When we've had people over and Arthur's had a meltdown - the garden is where we've gone and he is almost instantly calmed. In the early days when getting him to eat healthily was often tricky, a little forage in the garden worked wonders. It made the process of eating more interesting to him and means that now (thankfully) he continues to eat a wide range of fruit and vegetables.

Fully embraced all things autism

As my son learns bit by bit to cope with the world and all that is expected of him, to find his voice and make himself heard, the garden remains a haven.  Having a non neuro typical child has taught us so many things. Entering his world to bring him more into ours has been challenging but ultimately it has enriched our lives immensely. I've fully embraced all things autism - so much so that I'm in the process of setting up a social enterprise that will offer therapeutic (and empowering) gardening experiences to a range of people, including autistic young people and adults. 

Healthy produce

There is nothing like popping to the polytunnel or back garden to pick produce for your lunch or dinner, or in the case of fresh peas, munching them like sweets straight from the pod. It’s satisfying and the freshness and quality of produce which can be taken from ground to plate in a matter of minutes means that it is also extremely good for you.  

Don’t just take my word for it; in 2014 a team at Newcastle University found that organic crops are up to 60% higher in a number of key antioxidants. While in a separate study organic meat and milk was shown to contain around 50% more beneficial omega-3 fatty acids than otherwise. There is simply nothing to compare with home grown fruit and veg and the experience of producing it.

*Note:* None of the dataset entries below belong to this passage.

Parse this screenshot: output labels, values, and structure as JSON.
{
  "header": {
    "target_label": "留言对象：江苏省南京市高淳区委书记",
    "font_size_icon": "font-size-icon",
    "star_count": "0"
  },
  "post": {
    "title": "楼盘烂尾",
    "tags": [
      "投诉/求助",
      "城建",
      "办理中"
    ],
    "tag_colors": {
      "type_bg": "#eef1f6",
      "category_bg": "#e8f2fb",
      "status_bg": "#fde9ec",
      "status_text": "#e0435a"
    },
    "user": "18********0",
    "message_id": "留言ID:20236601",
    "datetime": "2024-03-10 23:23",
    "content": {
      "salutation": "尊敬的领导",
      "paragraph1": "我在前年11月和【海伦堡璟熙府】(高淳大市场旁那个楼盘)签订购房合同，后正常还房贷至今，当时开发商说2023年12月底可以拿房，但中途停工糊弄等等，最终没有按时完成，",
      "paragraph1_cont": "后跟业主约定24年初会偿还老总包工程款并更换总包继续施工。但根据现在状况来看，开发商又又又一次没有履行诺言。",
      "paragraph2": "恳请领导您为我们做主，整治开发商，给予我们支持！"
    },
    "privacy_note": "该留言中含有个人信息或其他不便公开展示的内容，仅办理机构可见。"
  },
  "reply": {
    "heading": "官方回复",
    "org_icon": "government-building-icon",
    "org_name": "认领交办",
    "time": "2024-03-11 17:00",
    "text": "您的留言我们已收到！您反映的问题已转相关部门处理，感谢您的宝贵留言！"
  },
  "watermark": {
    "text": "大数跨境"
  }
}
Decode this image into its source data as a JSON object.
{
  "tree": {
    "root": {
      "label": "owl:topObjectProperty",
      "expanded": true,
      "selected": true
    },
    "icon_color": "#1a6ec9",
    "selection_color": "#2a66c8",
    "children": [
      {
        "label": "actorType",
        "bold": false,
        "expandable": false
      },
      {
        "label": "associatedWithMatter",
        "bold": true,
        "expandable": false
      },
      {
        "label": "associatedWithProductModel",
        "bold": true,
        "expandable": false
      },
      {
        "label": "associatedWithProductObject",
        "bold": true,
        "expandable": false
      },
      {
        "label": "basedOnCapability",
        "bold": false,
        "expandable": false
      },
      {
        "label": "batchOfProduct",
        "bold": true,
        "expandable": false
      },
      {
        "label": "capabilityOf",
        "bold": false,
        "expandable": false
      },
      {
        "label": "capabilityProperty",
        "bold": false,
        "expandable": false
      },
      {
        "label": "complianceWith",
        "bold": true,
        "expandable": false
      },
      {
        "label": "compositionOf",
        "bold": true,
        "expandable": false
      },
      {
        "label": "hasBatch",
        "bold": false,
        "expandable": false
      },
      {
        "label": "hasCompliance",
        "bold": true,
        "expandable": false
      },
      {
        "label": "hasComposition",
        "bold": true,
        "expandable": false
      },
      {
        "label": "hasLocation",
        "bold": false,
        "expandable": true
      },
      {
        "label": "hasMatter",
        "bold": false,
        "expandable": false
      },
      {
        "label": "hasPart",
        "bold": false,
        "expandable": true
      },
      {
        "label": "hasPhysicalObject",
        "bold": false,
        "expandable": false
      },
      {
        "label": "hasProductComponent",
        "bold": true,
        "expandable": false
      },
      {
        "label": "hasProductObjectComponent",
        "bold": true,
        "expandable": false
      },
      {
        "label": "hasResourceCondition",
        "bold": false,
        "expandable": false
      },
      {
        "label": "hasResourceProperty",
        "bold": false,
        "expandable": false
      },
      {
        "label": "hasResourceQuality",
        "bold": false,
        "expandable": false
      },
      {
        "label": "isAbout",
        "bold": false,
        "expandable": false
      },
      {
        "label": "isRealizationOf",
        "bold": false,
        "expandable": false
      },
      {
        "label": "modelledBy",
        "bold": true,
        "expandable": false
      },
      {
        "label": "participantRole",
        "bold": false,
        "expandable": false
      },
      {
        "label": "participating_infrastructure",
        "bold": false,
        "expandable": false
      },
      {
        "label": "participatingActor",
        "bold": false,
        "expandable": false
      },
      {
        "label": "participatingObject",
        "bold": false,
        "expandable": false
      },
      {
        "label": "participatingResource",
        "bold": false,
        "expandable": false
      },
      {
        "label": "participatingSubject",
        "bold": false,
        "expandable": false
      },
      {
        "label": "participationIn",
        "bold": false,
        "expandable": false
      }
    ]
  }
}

For more of Kim’s writing and work see www.getbadlybehaved.com and @badlybehavedone